START Records for the exercise
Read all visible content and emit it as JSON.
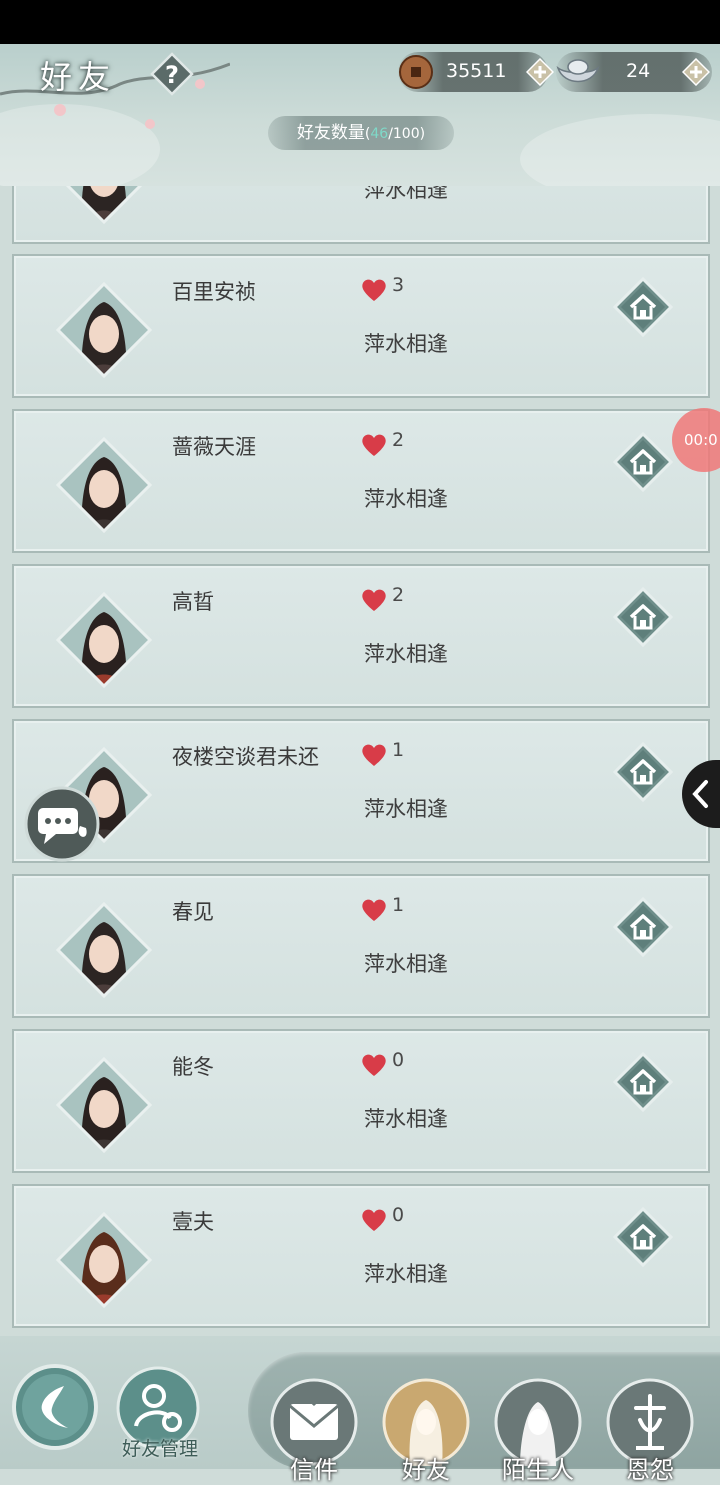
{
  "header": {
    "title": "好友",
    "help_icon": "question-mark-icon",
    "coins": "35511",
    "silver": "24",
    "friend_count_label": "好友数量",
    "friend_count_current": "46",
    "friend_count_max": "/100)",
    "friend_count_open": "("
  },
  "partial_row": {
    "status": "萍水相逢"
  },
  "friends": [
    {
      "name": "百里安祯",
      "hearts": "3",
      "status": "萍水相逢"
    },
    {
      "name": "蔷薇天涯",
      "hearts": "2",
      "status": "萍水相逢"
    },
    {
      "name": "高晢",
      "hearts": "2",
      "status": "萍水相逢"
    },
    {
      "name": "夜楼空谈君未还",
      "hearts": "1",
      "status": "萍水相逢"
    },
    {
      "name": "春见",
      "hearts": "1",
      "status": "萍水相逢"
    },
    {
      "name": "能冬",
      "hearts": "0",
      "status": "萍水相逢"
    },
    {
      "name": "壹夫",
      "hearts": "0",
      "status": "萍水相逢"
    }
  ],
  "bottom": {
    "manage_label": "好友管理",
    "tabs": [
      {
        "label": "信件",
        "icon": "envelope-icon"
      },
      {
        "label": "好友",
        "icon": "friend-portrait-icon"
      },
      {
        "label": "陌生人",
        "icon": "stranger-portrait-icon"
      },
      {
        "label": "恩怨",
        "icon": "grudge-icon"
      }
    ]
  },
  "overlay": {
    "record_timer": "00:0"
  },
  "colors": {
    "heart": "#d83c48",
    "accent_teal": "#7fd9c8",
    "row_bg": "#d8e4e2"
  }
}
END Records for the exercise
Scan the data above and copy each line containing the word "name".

      "name": "百里安祯",
      "name": "蔷薇天涯",
      "name": "高晢",
      "name": "夜楼空谈君未还",
      "name": "春见",
      "name": "能冬",
      "name": "壹夫",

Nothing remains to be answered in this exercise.